Word for word, return the entries listed below.
[[ SUPPLIED ENTRIES, beginning ]]
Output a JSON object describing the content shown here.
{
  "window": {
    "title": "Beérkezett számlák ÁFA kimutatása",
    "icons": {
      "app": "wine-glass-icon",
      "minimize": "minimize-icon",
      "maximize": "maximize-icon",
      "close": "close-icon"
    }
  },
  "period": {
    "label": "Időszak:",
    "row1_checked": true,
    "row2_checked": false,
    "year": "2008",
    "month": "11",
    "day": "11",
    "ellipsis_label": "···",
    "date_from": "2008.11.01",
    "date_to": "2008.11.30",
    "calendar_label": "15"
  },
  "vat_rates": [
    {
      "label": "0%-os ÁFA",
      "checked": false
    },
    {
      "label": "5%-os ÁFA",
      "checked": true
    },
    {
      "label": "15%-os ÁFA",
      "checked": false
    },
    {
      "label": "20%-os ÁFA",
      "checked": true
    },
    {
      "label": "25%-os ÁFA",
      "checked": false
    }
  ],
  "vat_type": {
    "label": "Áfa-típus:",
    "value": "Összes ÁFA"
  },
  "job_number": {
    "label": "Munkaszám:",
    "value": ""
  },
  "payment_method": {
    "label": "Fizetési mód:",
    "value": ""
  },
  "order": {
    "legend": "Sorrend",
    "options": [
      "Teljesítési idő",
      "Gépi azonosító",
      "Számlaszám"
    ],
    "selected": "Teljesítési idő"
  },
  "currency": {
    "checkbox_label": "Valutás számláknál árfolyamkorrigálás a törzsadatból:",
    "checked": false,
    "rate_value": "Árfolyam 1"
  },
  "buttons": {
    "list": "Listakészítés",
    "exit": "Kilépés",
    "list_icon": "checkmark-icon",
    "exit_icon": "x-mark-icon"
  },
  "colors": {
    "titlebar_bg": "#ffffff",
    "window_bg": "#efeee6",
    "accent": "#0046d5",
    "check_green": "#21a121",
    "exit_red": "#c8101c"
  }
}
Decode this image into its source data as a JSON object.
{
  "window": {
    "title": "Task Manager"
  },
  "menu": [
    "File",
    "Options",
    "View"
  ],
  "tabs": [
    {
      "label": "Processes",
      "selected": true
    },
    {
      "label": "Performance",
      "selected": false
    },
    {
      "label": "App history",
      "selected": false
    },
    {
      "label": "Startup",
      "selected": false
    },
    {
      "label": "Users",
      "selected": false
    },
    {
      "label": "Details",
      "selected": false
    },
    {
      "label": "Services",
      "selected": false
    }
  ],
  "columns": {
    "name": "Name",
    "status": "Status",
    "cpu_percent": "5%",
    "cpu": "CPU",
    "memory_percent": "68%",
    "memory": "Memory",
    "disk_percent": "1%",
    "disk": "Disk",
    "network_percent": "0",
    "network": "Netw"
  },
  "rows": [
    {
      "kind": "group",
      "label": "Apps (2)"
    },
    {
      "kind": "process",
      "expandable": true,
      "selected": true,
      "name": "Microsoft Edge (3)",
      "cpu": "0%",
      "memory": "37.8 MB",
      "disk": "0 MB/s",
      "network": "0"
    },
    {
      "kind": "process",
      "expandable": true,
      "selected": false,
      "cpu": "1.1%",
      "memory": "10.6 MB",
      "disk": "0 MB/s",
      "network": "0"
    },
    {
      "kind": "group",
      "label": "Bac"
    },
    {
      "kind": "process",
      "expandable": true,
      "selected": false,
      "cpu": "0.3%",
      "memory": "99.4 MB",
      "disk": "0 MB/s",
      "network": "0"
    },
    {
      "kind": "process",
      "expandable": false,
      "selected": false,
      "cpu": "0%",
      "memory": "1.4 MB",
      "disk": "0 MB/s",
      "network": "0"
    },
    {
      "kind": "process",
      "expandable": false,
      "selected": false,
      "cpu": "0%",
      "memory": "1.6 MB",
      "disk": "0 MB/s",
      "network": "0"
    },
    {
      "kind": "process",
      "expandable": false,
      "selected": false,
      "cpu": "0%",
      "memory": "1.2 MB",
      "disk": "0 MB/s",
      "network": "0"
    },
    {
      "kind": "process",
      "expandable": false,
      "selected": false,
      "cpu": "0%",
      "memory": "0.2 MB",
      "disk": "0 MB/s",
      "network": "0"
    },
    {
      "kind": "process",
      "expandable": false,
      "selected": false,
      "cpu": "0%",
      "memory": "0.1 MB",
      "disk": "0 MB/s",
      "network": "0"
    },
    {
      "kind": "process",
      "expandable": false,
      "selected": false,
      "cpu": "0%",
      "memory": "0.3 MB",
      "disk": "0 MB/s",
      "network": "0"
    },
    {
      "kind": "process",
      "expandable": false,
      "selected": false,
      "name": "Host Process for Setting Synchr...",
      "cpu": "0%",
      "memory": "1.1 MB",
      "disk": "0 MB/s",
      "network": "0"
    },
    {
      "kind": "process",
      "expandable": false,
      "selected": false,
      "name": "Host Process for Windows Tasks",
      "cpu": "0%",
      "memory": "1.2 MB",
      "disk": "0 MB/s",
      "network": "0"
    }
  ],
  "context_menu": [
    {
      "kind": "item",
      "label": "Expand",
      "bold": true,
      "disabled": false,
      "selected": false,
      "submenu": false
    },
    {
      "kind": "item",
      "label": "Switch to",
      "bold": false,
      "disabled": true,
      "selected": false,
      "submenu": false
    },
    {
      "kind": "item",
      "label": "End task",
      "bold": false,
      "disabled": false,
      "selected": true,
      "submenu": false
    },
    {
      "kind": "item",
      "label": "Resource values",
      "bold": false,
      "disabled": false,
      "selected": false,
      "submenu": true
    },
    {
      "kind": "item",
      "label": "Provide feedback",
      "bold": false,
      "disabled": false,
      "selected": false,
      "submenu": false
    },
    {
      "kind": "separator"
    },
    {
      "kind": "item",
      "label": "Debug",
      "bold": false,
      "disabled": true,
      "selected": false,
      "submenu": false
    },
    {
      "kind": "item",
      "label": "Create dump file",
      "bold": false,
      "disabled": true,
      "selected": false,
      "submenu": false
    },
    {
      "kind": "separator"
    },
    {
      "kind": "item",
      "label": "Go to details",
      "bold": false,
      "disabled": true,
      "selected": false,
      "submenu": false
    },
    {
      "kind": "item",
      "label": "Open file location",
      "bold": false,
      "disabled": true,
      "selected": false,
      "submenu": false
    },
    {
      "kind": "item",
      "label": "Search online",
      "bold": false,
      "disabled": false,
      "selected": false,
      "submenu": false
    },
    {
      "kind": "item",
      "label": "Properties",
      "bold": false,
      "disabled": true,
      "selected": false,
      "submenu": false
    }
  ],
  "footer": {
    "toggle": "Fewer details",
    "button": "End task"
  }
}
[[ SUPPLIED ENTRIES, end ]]
▶ **TASK RESULT**
Output a JSON object describing the content shown here.
{
  "window": {
    "title": "Beérkezett számlák ÁFA kimutatása",
    "icons": {
      "app": "wine-glass-icon",
      "minimize": "minimize-icon",
      "maximize": "maximize-icon",
      "close": "close-icon"
    }
  },
  "period": {
    "label": "Időszak:",
    "row1_checked": true,
    "row2_checked": false,
    "year": "2008",
    "month": "11",
    "day": "11",
    "ellipsis_label": "···",
    "date_from": "2008.11.01",
    "date_to": "2008.11.30",
    "calendar_label": "15"
  },
  "vat_rates": [
    {
      "label": "0%-os ÁFA",
      "checked": false
    },
    {
      "label": "5%-os ÁFA",
      "checked": true
    },
    {
      "label": "15%-os ÁFA",
      "checked": false
    },
    {
      "label": "20%-os ÁFA",
      "checked": true
    },
    {
      "label": "25%-os ÁFA",
      "checked": false
    }
  ],
  "vat_type": {
    "label": "Áfa-típus:",
    "value": "Összes ÁFA"
  },
  "job_number": {
    "label": "Munkaszám:",
    "value": ""
  },
  "payment_method": {
    "label": "Fizetési mód:",
    "value": ""
  },
  "order": {
    "legend": "Sorrend",
    "options": [
      "Teljesítési idő",
      "Gépi azonosító",
      "Számlaszám"
    ],
    "selected": "Teljesítési idő"
  },
  "currency": {
    "checkbox_label": "Valutás számláknál árfolyamkorrigálás a törzsadatból:",
    "checked": false,
    "rate_value": "Árfolyam 1"
  },
  "buttons": {
    "list": "Listakészítés",
    "exit": "Kilépés",
    "list_icon": "checkmark-icon",
    "exit_icon": "x-mark-icon"
  },
  "colors": {
    "titlebar_bg": "#ffffff",
    "window_bg": "#efeee6",
    "accent": "#0046d5",
    "check_green": "#21a121",
    "exit_red": "#c8101c"
  }
}
Decode this image into its source data as a JSON object.
{
  "window": {
    "title": "Task Manager"
  },
  "menu": [
    "File",
    "Options",
    "View"
  ],
  "tabs": [
    {
      "label": "Processes",
      "selected": true
    },
    {
      "label": "Performance",
      "selected": false
    },
    {
      "label": "App history",
      "selected": false
    },
    {
      "label": "Startup",
      "selected": false
    },
    {
      "label": "Users",
      "selected": false
    },
    {
      "label": "Details",
      "selected": false
    },
    {
      "label": "Services",
      "selected": false
    }
  ],
  "columns": {
    "name": "Name",
    "status": "Status",
    "cpu_percent": "5%",
    "cpu": "CPU",
    "memory_percent": "68%",
    "memory": "Memory",
    "disk_percent": "1%",
    "disk": "Disk",
    "network_percent": "0",
    "network": "Netw"
  },
  "rows": [
    {
      "kind": "group",
      "label": "Apps (2)"
    },
    {
      "kind": "process",
      "expandable": true,
      "selected": true,
      "name": "Microsoft Edge (3)",
      "cpu": "0%",
      "memory": "37.8 MB",
      "disk": "0 MB/s",
      "network": "0"
    },
    {
      "kind": "process",
      "expandable": true,
      "selected": false,
      "cpu": "1.1%",
      "memory": "10.6 MB",
      "disk": "0 MB/s",
      "network": "0"
    },
    {
      "kind": "group",
      "label": "Bac"
    },
    {
      "kind": "process",
      "expandable": true,
      "selected": false,
      "cpu": "0.3%",
      "memory": "99.4 MB",
      "disk": "0 MB/s",
      "network": "0"
    },
    {
      "kind": "process",
      "expandable": false,
      "selected": false,
      "cpu": "0%",
      "memory": "1.4 MB",
      "disk": "0 MB/s",
      "network": "0"
    },
    {
      "kind": "process",
      "expandable": false,
      "selected": false,
      "cpu": "0%",
      "memory": "1.6 MB",
      "disk": "0 MB/s",
      "network": "0"
    },
    {
      "kind": "process",
      "expandable": false,
      "selected": false,
      "cpu": "0%",
      "memory": "1.2 MB",
      "disk": "0 MB/s",
      "network": "0"
    },
    {
      "kind": "process",
      "expandable": false,
      "selected": false,
      "cpu": "0%",
      "memory": "0.2 MB",
      "disk": "0 MB/s",
      "network": "0"
    },
    {
      "kind": "process",
      "expandable": false,
      "selected": false,
      "cpu": "0%",
      "memory": "0.1 MB",
      "disk": "0 MB/s",
      "network": "0"
    },
    {
      "kind": "process",
      "expandable": false,
      "selected": false,
      "cpu": "0%",
      "memory": "0.3 MB",
      "disk": "0 MB/s",
      "network": "0"
    },
    {
      "kind": "process",
      "expandable": false,
      "selected": false,
      "name": "Host Process for Setting Synchr...",
      "cpu": "0%",
      "memory": "1.1 MB",
      "disk": "0 MB/s",
      "network": "0"
    },
    {
      "kind": "process",
      "expandable": false,
      "selected": false,
      "name": "Host Process for Windows Tasks",
      "cpu": "0%",
      "memory": "1.2 MB",
      "disk": "0 MB/s",
      "network": "0"
    }
  ],
  "context_menu": [
    {
      "kind": "item",
      "label": "Expand",
      "bold": true,
      "disabled": false,
      "selected": false,
      "submenu": false
    },
    {
      "kind": "item",
      "label": "Switch to",
      "bold": false,
      "disabled": true,
      "selected": false,
      "submenu": false
    },
    {
      "kind": "item",
      "label": "End task",
      "bold": false,
      "disabled": false,
      "selected": true,
      "submenu": false
    },
    {
      "kind": "item",
      "label": "Resource values",
      "bold": false,
      "disabled": false,
      "selected": false,
      "submenu": true
    },
    {
      "kind": "item",
      "label": "Provide feedback",
      "bold": false,
      "disabled": false,
      "selected": false,
      "submenu": false
    },
    {
      "kind": "separator"
    },
    {
      "kind": "item",
      "label": "Debug",
      "bold": false,
      "disabled": true,
      "selected": false,
      "submenu": false
    },
    {
      "kind": "item",
      "label": "Create dump file",
      "bold": false,
      "disabled": true,
      "selected": false,
      "submenu": false
    },
    {
      "kind": "separator"
    },
    {
      "kind": "item",
      "label": "Go to details",
      "bold": false,
      "disabled": true,
      "selected": false,
      "submenu": false
    },
    {
      "kind": "item",
      "label": "Open file location",
      "bold": false,
      "disabled": true,
      "selected": false,
      "submenu": false
    },
    {
      "kind": "item",
      "label": "Search online",
      "bold": false,
      "disabled": false,
      "selected": false,
      "submenu": false
    },
    {
      "kind": "item",
      "label": "Properties",
      "bold": false,
      "disabled": true,
      "selected": false,
      "submenu": false
    }
  ],
  "footer": {
    "toggle": "Fewer details",
    "button": "End task"
  }
}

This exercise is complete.